#### Your instructions:
The data below should be restated word for word, with every picture omitted.

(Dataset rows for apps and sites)

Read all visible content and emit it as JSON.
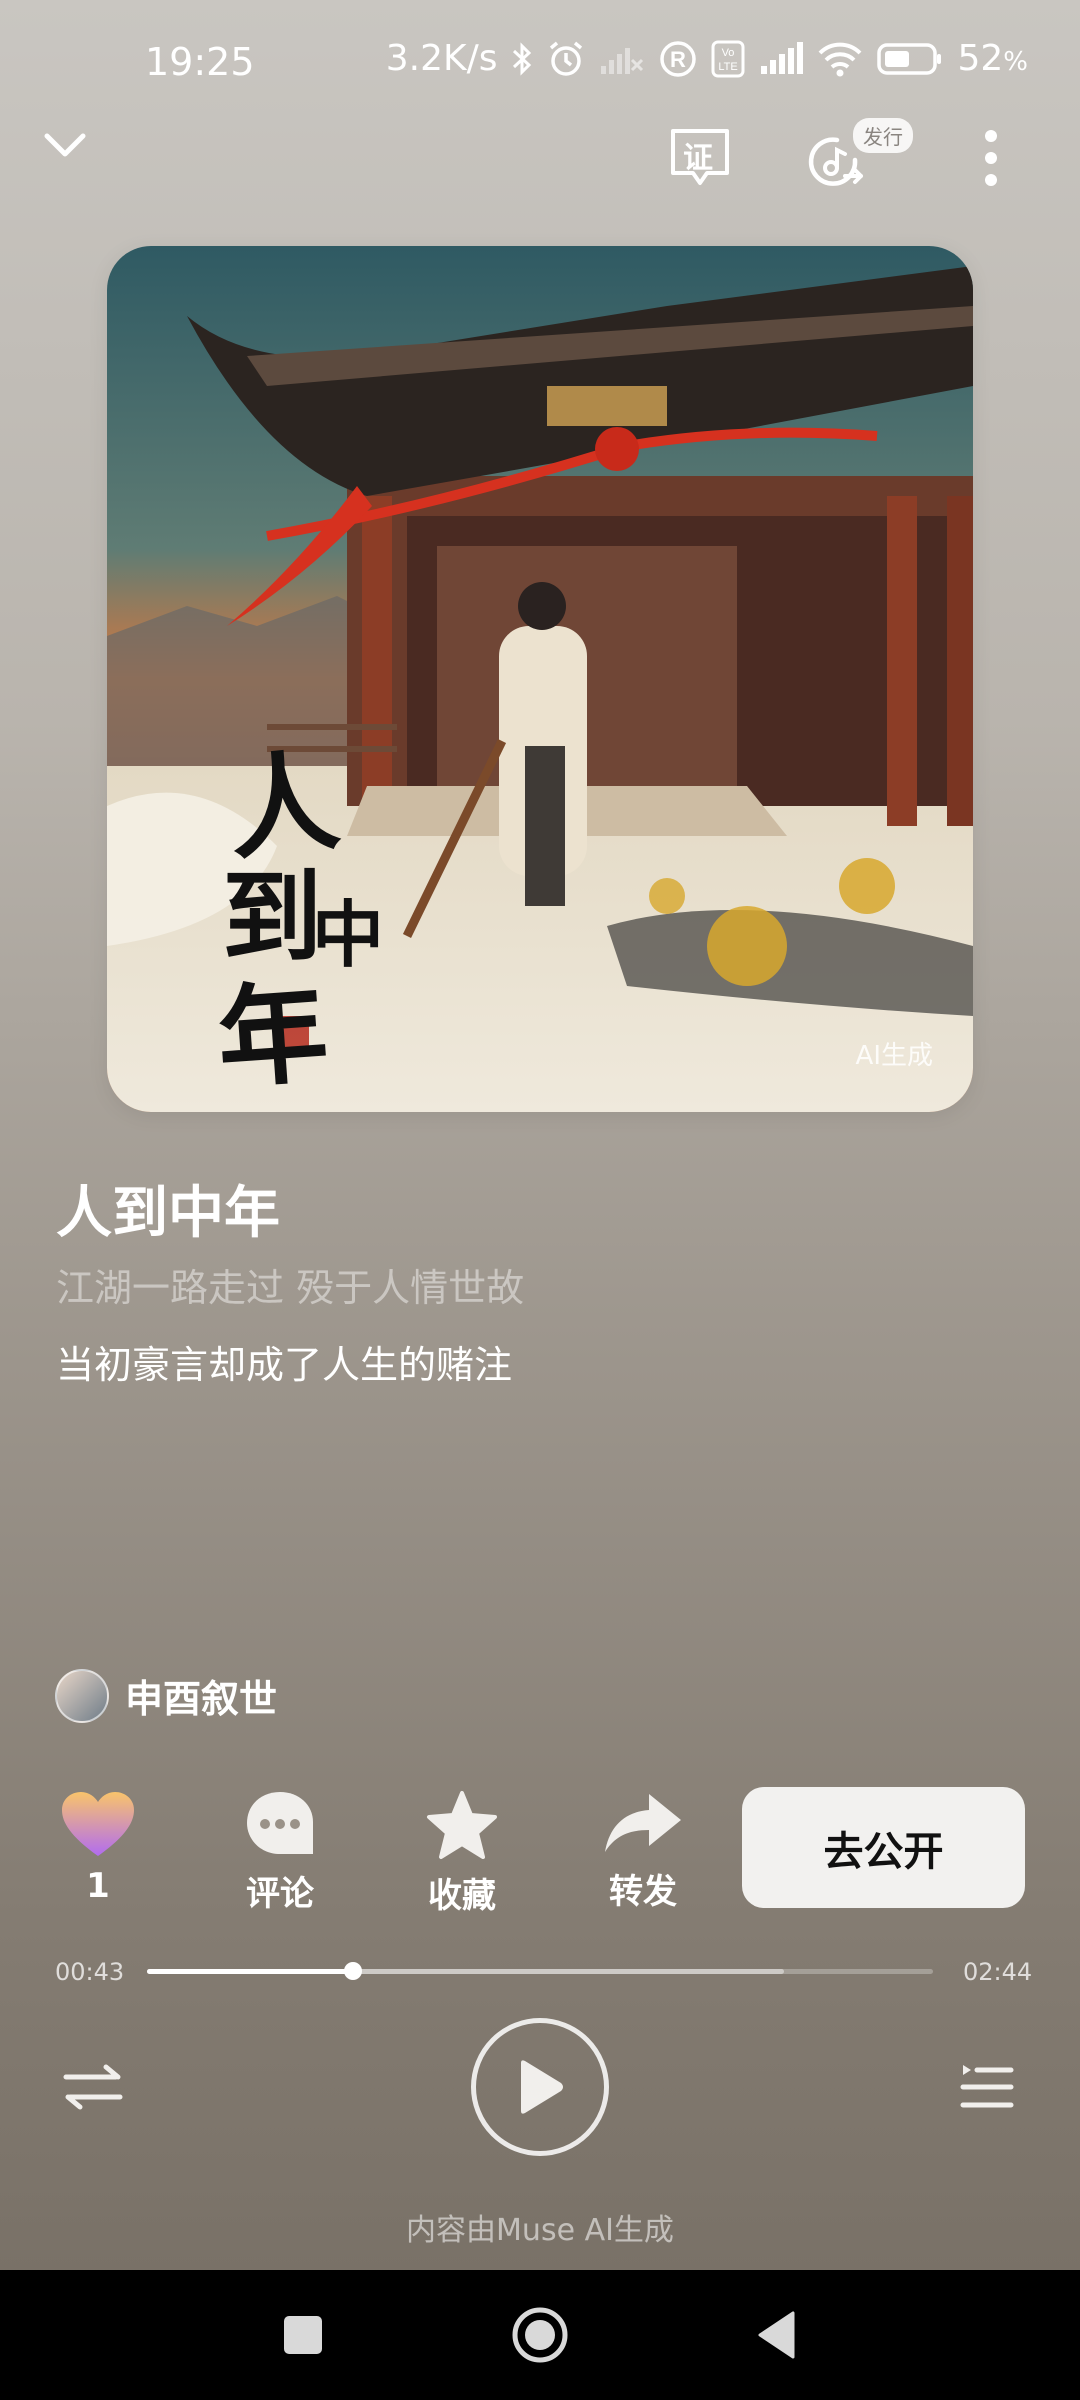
{
  "status": {
    "time": "19:25",
    "net_speed": "3.2K/s",
    "battery": "52",
    "battery_unit": "%",
    "volte": "Vo LTE",
    "icons": [
      "bluetooth-icon",
      "alarm-icon",
      "no-signal-icon",
      "registered-icon",
      "volte-icon",
      "signal-icon",
      "wifi-icon",
      "battery-icon"
    ]
  },
  "topbar": {
    "cert_label": "证",
    "release_badge": "发行"
  },
  "cover": {
    "title_chars": [
      "人",
      "到",
      "中",
      "年"
    ],
    "ai_label": "AI生成"
  },
  "song": {
    "title": "人到中年",
    "lyric_prev": "江湖一路走过 殁于人情世故",
    "lyric_current": "当初豪言却成了人生的赌注"
  },
  "author": {
    "name": "申酉叙世"
  },
  "actions": {
    "like_count": "1",
    "comment_label": "评论",
    "collect_label": "收藏",
    "share_label": "转发",
    "publish_label": "去公开"
  },
  "progress": {
    "current": "00:43",
    "total": "02:44",
    "played_fraction": 0.262,
    "buffered_fraction": 0.81
  },
  "footer": {
    "note": "内容由Muse AI生成"
  },
  "colors": {
    "accent_like_top": "#f9c46b",
    "accent_like_bottom": "#b16cf0",
    "publish_bg": "#f2f1ef"
  }
}
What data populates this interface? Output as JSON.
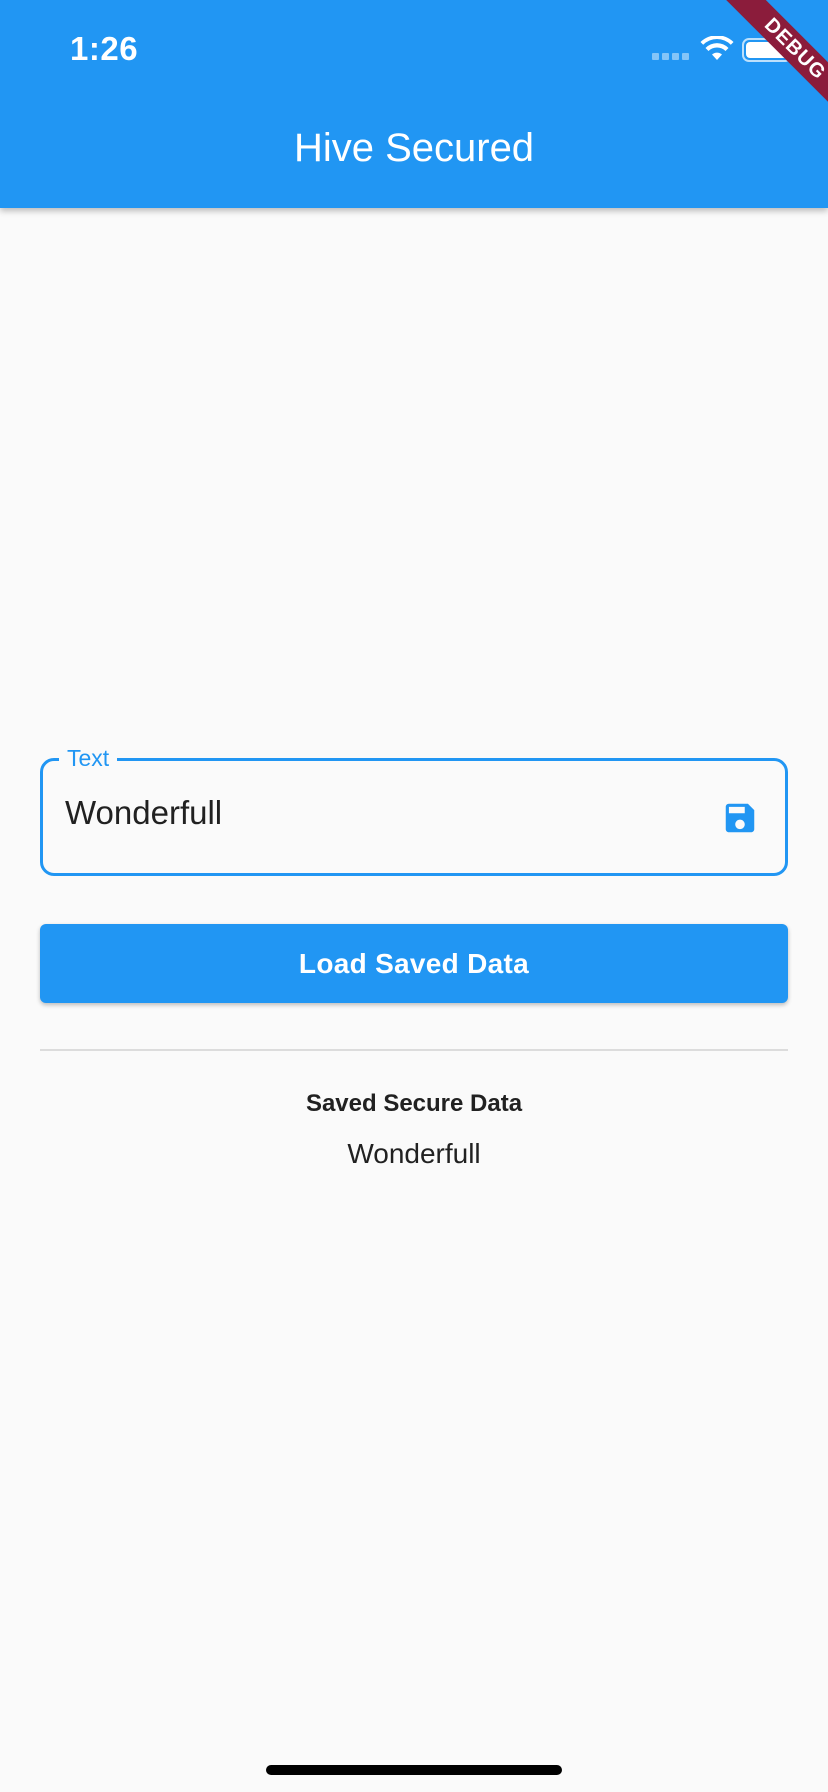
{
  "status_bar": {
    "time": "1:26"
  },
  "debug_banner": "DEBUG",
  "app_bar": {
    "title": "Hive Secured",
    "color": "#2196f3"
  },
  "text_field": {
    "label": "Text",
    "value": "Wonderfull",
    "suffix_icon": "save-icon"
  },
  "load_button": {
    "label": "Load Saved Data"
  },
  "saved_section": {
    "heading": "Saved Secure Data",
    "value": "Wonderfull"
  }
}
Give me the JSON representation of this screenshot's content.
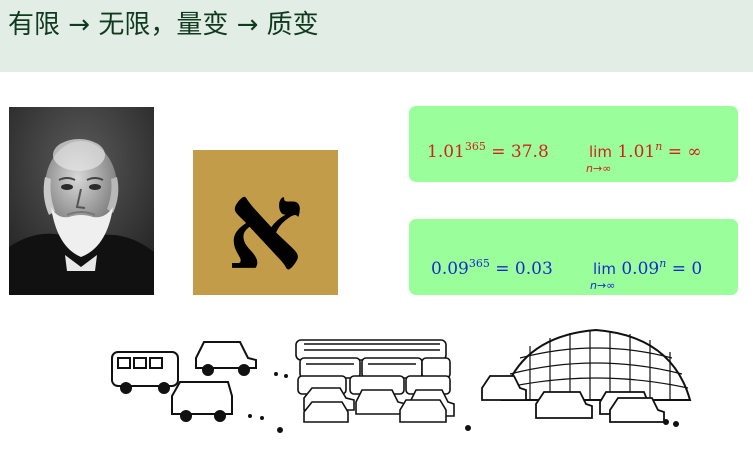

#### Task answer:
Read all visible content and emit it as JSON.
{
  "status": {
    "time": "19:25",
    "net_speed": "3.2K/s",
    "battery": "52",
    "battery_unit": "%",
    "volte": "Vo LTE",
    "icons": [
      "bluetooth-icon",
      "alarm-icon",
      "no-signal-icon",
      "registered-icon",
      "volte-icon",
      "signal-icon",
      "wifi-icon",
      "battery-icon"
    ]
  },
  "topbar": {
    "cert_label": "证",
    "release_badge": "发行"
  },
  "cover": {
    "title_chars": [
      "人",
      "到",
      "中",
      "年"
    ],
    "ai_label": "AI生成"
  },
  "song": {
    "title": "人到中年",
    "lyric_prev": "江湖一路走过 殁于人情世故",
    "lyric_current": "当初豪言却成了人生的赌注"
  },
  "author": {
    "name": "申酉叙世"
  },
  "actions": {
    "like_count": "1",
    "comment_label": "评论",
    "collect_label": "收藏",
    "share_label": "转发",
    "publish_label": "去公开"
  },
  "progress": {
    "current": "00:43",
    "total": "02:44",
    "played_fraction": 0.262,
    "buffered_fraction": 0.81
  },
  "footer": {
    "note": "内容由Muse AI生成"
  },
  "colors": {
    "accent_like_top": "#f9c46b",
    "accent_like_bottom": "#b16cf0",
    "publish_bg": "#f2f1ef"
  }
}
What data populates this interface? Output as JSON.
{
  "status_bar": {
    "time": "1:26"
  },
  "debug_banner": "DEBUG",
  "app_bar": {
    "title": "Hive Secured",
    "color": "#2196f3"
  },
  "text_field": {
    "label": "Text",
    "value": "Wonderfull",
    "suffix_icon": "save-icon"
  },
  "load_button": {
    "label": "Load Saved Data"
  },
  "saved_section": {
    "heading": "Saved Secure Data",
    "value": "Wonderfull"
  }
}
Give me the JSON representation of this screenshot's content.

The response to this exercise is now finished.